WORK INSTRUCTIONS> Would you print every entry below exactly as written, omitting the images?

● ● ● ● ● ● ●

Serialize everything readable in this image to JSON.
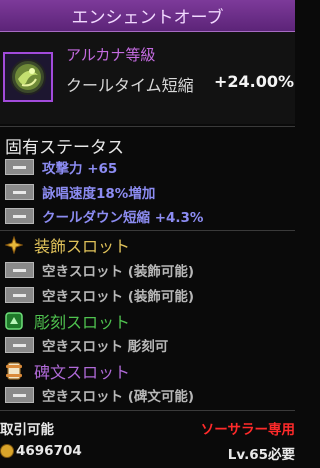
{
  "item": {
    "name": "エンシェントオーブ",
    "rarity": "アルカナ等級",
    "cooldown_label": "クールタイム短縮",
    "cooldown_value": "+24.00%"
  },
  "inherent": {
    "title": "固有ステータス",
    "stats": [
      "攻撃力 +65",
      "詠唱速度18%増加",
      "クールダウン短縮 +4.3%"
    ]
  },
  "accessory_slot": {
    "title": "装飾スロット",
    "entries": [
      "空きスロット (装飾可能)",
      "空きスロット (装飾可能)"
    ]
  },
  "engrave_slot": {
    "title": "彫刻スロット",
    "entries": [
      "空きスロット 彫刻可"
    ]
  },
  "inscription_slot": {
    "title": "碑文スロット",
    "entries": [
      "空きスロット (碑文可能)"
    ]
  },
  "footer": {
    "tradeable": "取引可能",
    "class_restriction": "ソーサラー専用",
    "price": "4696704",
    "level_requirement": "Lv.65必要"
  },
  "colors": {
    "title_bar": "#6a2c88",
    "rarity": "#c46be0",
    "stat_blue": "#8c8cf2",
    "accessory": "#e0c25a",
    "engrave": "#4fc24f",
    "inscription": "#b06ad8",
    "restriction_red": "#ff2a2a"
  }
}
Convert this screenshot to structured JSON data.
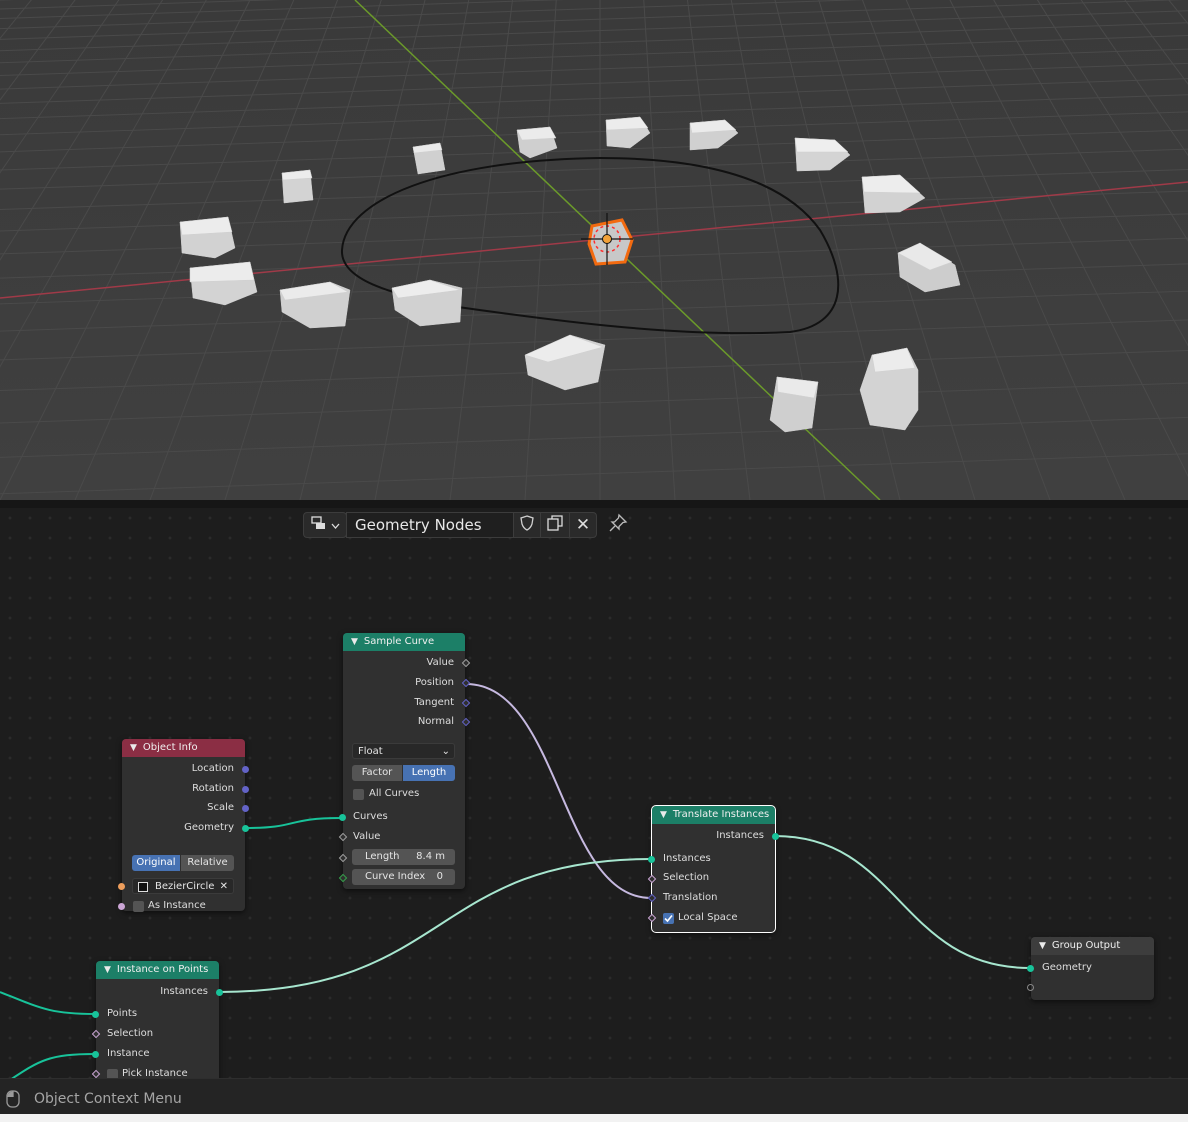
{
  "node_group_header": {
    "name": "Geometry Nodes",
    "browse_icon": "node-tree-icon",
    "fake_user_icon": "shield-icon",
    "duplicate_icon": "duplicate-icon",
    "close_icon": "close-icon",
    "close_glyph": "✕",
    "pin_icon": "pin-icon"
  },
  "nodes": {
    "sample_curve": {
      "title": "Sample Curve",
      "outputs": [
        "Value",
        "Position",
        "Tangent",
        "Normal"
      ],
      "data_type": "Float",
      "mode_options": [
        "Factor",
        "Length"
      ],
      "mode_selected": "Length",
      "all_curves_label": "All Curves",
      "all_curves_checked": false,
      "inputs": {
        "curves": "Curves",
        "value": "Value",
        "length_label": "Length",
        "length_value": "8.4 m",
        "curve_index_label": "Curve Index",
        "curve_index_value": "0"
      }
    },
    "object_info": {
      "title": "Object Info",
      "outputs": [
        "Location",
        "Rotation",
        "Scale",
        "Geometry"
      ],
      "transform_options": [
        "Original",
        "Relative"
      ],
      "transform_selected": "Original",
      "object_value": "BezierCircle",
      "as_instance_label": "As Instance"
    },
    "translate_instances": {
      "title": "Translate Instances",
      "output": "Instances",
      "inputs": [
        "Instances",
        "Selection",
        "Translation"
      ],
      "local_space_label": "Local Space",
      "local_space_checked": true
    },
    "group_output": {
      "title": "Group Output",
      "inputs": [
        "Geometry"
      ]
    },
    "instance_on_points": {
      "title": "Instance on Points",
      "output": "Instances",
      "inputs": [
        "Points",
        "Selection",
        "Instance"
      ],
      "pick_instance_label": "Pick Instance"
    }
  },
  "status_bar": {
    "icon": "mouse-icon",
    "text": "Object Context Menu"
  },
  "colors": {
    "geometry_socket": "#18c39a",
    "vector_socket": "#6363c7",
    "object_socket": "#ed9e5c",
    "boolean_socket": "#cca6d6",
    "selected_option": "#4772b3",
    "geometry_header": "#1c7f67",
    "input_header": "#8b2e44"
  }
}
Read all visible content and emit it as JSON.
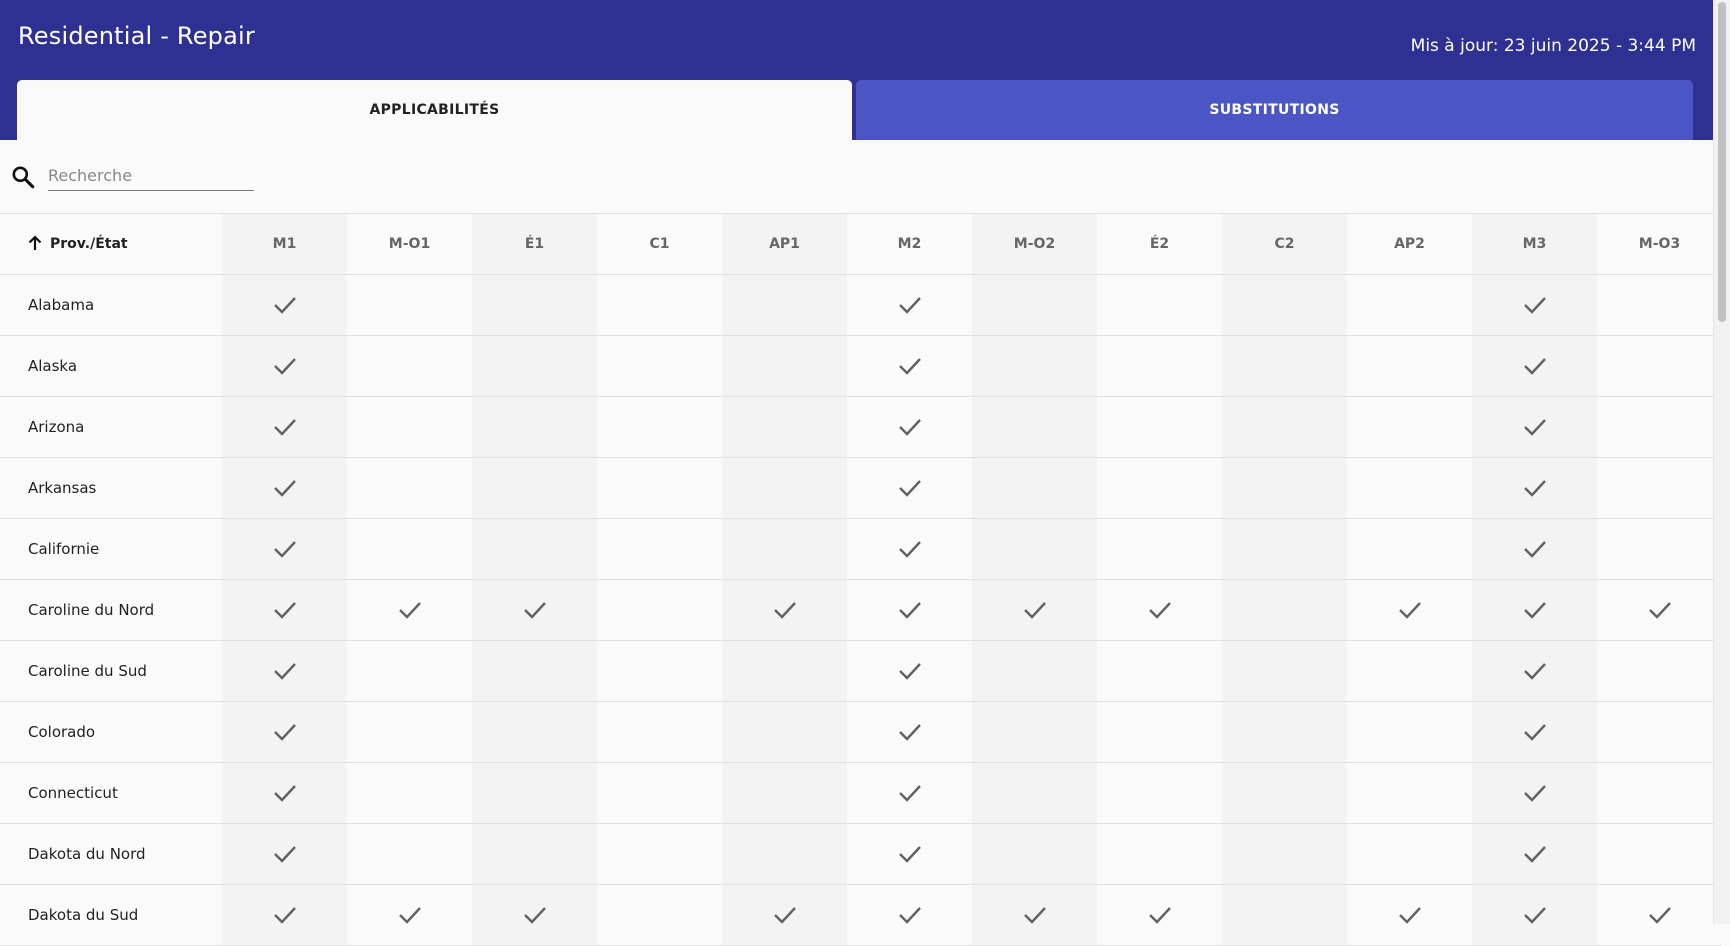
{
  "header": {
    "title": "Residential - Repair",
    "updated": "Mis à jour: 23 juin 2025 - 3:44 PM"
  },
  "tabs": [
    {
      "label": "APPLICABILITÉS",
      "active": true
    },
    {
      "label": "SUBSTITUTIONS",
      "active": false
    }
  ],
  "search": {
    "placeholder": "Recherche",
    "value": ""
  },
  "table": {
    "first_column_label": "Prov./État",
    "sort": "ascending",
    "columns": [
      "M1",
      "M-O1",
      "É1",
      "C1",
      "AP1",
      "M2",
      "M-O2",
      "É2",
      "C2",
      "AP2",
      "M3",
      "M-O3"
    ],
    "rows": [
      {
        "name": "Alabama",
        "checks": [
          1,
          0,
          0,
          0,
          0,
          1,
          0,
          0,
          0,
          0,
          1,
          0
        ]
      },
      {
        "name": "Alaska",
        "checks": [
          1,
          0,
          0,
          0,
          0,
          1,
          0,
          0,
          0,
          0,
          1,
          0
        ]
      },
      {
        "name": "Arizona",
        "checks": [
          1,
          0,
          0,
          0,
          0,
          1,
          0,
          0,
          0,
          0,
          1,
          0
        ]
      },
      {
        "name": "Arkansas",
        "checks": [
          1,
          0,
          0,
          0,
          0,
          1,
          0,
          0,
          0,
          0,
          1,
          0
        ]
      },
      {
        "name": "Californie",
        "checks": [
          1,
          0,
          0,
          0,
          0,
          1,
          0,
          0,
          0,
          0,
          1,
          0
        ]
      },
      {
        "name": "Caroline du Nord",
        "checks": [
          1,
          1,
          1,
          0,
          1,
          1,
          1,
          1,
          0,
          1,
          1,
          1
        ]
      },
      {
        "name": "Caroline du Sud",
        "checks": [
          1,
          0,
          0,
          0,
          0,
          1,
          0,
          0,
          0,
          0,
          1,
          0
        ]
      },
      {
        "name": "Colorado",
        "checks": [
          1,
          0,
          0,
          0,
          0,
          1,
          0,
          0,
          0,
          0,
          1,
          0
        ]
      },
      {
        "name": "Connecticut",
        "checks": [
          1,
          0,
          0,
          0,
          0,
          1,
          0,
          0,
          0,
          0,
          1,
          0
        ]
      },
      {
        "name": "Dakota du Nord",
        "checks": [
          1,
          0,
          0,
          0,
          0,
          1,
          0,
          0,
          0,
          0,
          1,
          0
        ]
      },
      {
        "name": "Dakota du Sud",
        "checks": [
          1,
          1,
          1,
          0,
          1,
          1,
          1,
          1,
          0,
          1,
          1,
          1
        ]
      }
    ]
  },
  "colors": {
    "header_bg": "#2e3192",
    "inactive_tab_bg": "#4b56c4",
    "alt_column_bg": "#f3f3f3",
    "check": "#616161"
  },
  "icons": {
    "search": "search-icon",
    "sort": "arrow-up-icon",
    "check": "check-icon"
  }
}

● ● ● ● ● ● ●

RESPONSE TO THE TASK>
Serialize everything readable in this image to JSON.
{
  "item": {
    "name": "エンシェントオーブ",
    "rarity": "アルカナ等級",
    "cooldown_label": "クールタイム短縮",
    "cooldown_value": "+24.00%"
  },
  "inherent": {
    "title": "固有ステータス",
    "stats": [
      "攻撃力 +65",
      "詠唱速度18%増加",
      "クールダウン短縮 +4.3%"
    ]
  },
  "accessory_slot": {
    "title": "装飾スロット",
    "entries": [
      "空きスロット (装飾可能)",
      "空きスロット (装飾可能)"
    ]
  },
  "engrave_slot": {
    "title": "彫刻スロット",
    "entries": [
      "空きスロット 彫刻可"
    ]
  },
  "inscription_slot": {
    "title": "碑文スロット",
    "entries": [
      "空きスロット (碑文可能)"
    ]
  },
  "footer": {
    "tradeable": "取引可能",
    "class_restriction": "ソーサラー専用",
    "price": "4696704",
    "level_requirement": "Lv.65必要"
  },
  "colors": {
    "title_bar": "#6a2c88",
    "rarity": "#c46be0",
    "stat_blue": "#8c8cf2",
    "accessory": "#e0c25a",
    "engrave": "#4fc24f",
    "inscription": "#b06ad8",
    "restriction_red": "#ff2a2a"
  }
}
Convert this screenshot to structured JSON data.
{
  "node_group_header": {
    "name": "Geometry Nodes",
    "browse_icon": "node-tree-icon",
    "fake_user_icon": "shield-icon",
    "duplicate_icon": "duplicate-icon",
    "close_icon": "close-icon",
    "close_glyph": "✕",
    "pin_icon": "pin-icon"
  },
  "nodes": {
    "sample_curve": {
      "title": "Sample Curve",
      "outputs": [
        "Value",
        "Position",
        "Tangent",
        "Normal"
      ],
      "data_type": "Float",
      "mode_options": [
        "Factor",
        "Length"
      ],
      "mode_selected": "Length",
      "all_curves_label": "All Curves",
      "all_curves_checked": false,
      "inputs": {
        "curves": "Curves",
        "value": "Value",
        "length_label": "Length",
        "length_value": "8.4 m",
        "curve_index_label": "Curve Index",
        "curve_index_value": "0"
      }
    },
    "object_info": {
      "title": "Object Info",
      "outputs": [
        "Location",
        "Rotation",
        "Scale",
        "Geometry"
      ],
      "transform_options": [
        "Original",
        "Relative"
      ],
      "transform_selected": "Original",
      "object_value": "BezierCircle",
      "as_instance_label": "As Instance"
    },
    "translate_instances": {
      "title": "Translate Instances",
      "output": "Instances",
      "inputs": [
        "Instances",
        "Selection",
        "Translation"
      ],
      "local_space_label": "Local Space",
      "local_space_checked": true
    },
    "group_output": {
      "title": "Group Output",
      "inputs": [
        "Geometry"
      ]
    },
    "instance_on_points": {
      "title": "Instance on Points",
      "output": "Instances",
      "inputs": [
        "Points",
        "Selection",
        "Instance"
      ],
      "pick_instance_label": "Pick Instance"
    }
  },
  "status_bar": {
    "icon": "mouse-icon",
    "text": "Object Context Menu"
  },
  "colors": {
    "geometry_socket": "#18c39a",
    "vector_socket": "#6363c7",
    "object_socket": "#ed9e5c",
    "boolean_socket": "#cca6d6",
    "selected_option": "#4772b3",
    "geometry_header": "#1c7f67",
    "input_header": "#8b2e44"
  }
}
Read all visible content and emit it as JSON.
{
  "header": {
    "title": "Residential - Repair",
    "updated": "Mis à jour: 23 juin 2025 - 3:44 PM"
  },
  "tabs": [
    {
      "label": "APPLICABILITÉS",
      "active": true
    },
    {
      "label": "SUBSTITUTIONS",
      "active": false
    }
  ],
  "search": {
    "placeholder": "Recherche",
    "value": ""
  },
  "table": {
    "first_column_label": "Prov./État",
    "sort": "ascending",
    "columns": [
      "M1",
      "M-O1",
      "É1",
      "C1",
      "AP1",
      "M2",
      "M-O2",
      "É2",
      "C2",
      "AP2",
      "M3",
      "M-O3"
    ],
    "rows": [
      {
        "name": "Alabama",
        "checks": [
          1,
          0,
          0,
          0,
          0,
          1,
          0,
          0,
          0,
          0,
          1,
          0
        ]
      },
      {
        "name": "Alaska",
        "checks": [
          1,
          0,
          0,
          0,
          0,
          1,
          0,
          0,
          0,
          0,
          1,
          0
        ]
      },
      {
        "name": "Arizona",
        "checks": [
          1,
          0,
          0,
          0,
          0,
          1,
          0,
          0,
          0,
          0,
          1,
          0
        ]
      },
      {
        "name": "Arkansas",
        "checks": [
          1,
          0,
          0,
          0,
          0,
          1,
          0,
          0,
          0,
          0,
          1,
          0
        ]
      },
      {
        "name": "Californie",
        "checks": [
          1,
          0,
          0,
          0,
          0,
          1,
          0,
          0,
          0,
          0,
          1,
          0
        ]
      },
      {
        "name": "Caroline du Nord",
        "checks": [
          1,
          1,
          1,
          0,
          1,
          1,
          1,
          1,
          0,
          1,
          1,
          1
        ]
      },
      {
        "name": "Caroline du Sud",
        "checks": [
          1,
          0,
          0,
          0,
          0,
          1,
          0,
          0,
          0,
          0,
          1,
          0
        ]
      },
      {
        "name": "Colorado",
        "checks": [
          1,
          0,
          0,
          0,
          0,
          1,
          0,
          0,
          0,
          0,
          1,
          0
        ]
      },
      {
        "name": "Connecticut",
        "checks": [
          1,
          0,
          0,
          0,
          0,
          1,
          0,
          0,
          0,
          0,
          1,
          0
        ]
      },
      {
        "name": "Dakota du Nord",
        "checks": [
          1,
          0,
          0,
          0,
          0,
          1,
          0,
          0,
          0,
          0,
          1,
          0
        ]
      },
      {
        "name": "Dakota du Sud",
        "checks": [
          1,
          1,
          1,
          0,
          1,
          1,
          1,
          1,
          0,
          1,
          1,
          1
        ]
      }
    ]
  },
  "colors": {
    "header_bg": "#2e3192",
    "inactive_tab_bg": "#4b56c4",
    "alt_column_bg": "#f3f3f3",
    "check": "#616161"
  },
  "icons": {
    "search": "search-icon",
    "sort": "arrow-up-icon",
    "check": "check-icon"
  }
}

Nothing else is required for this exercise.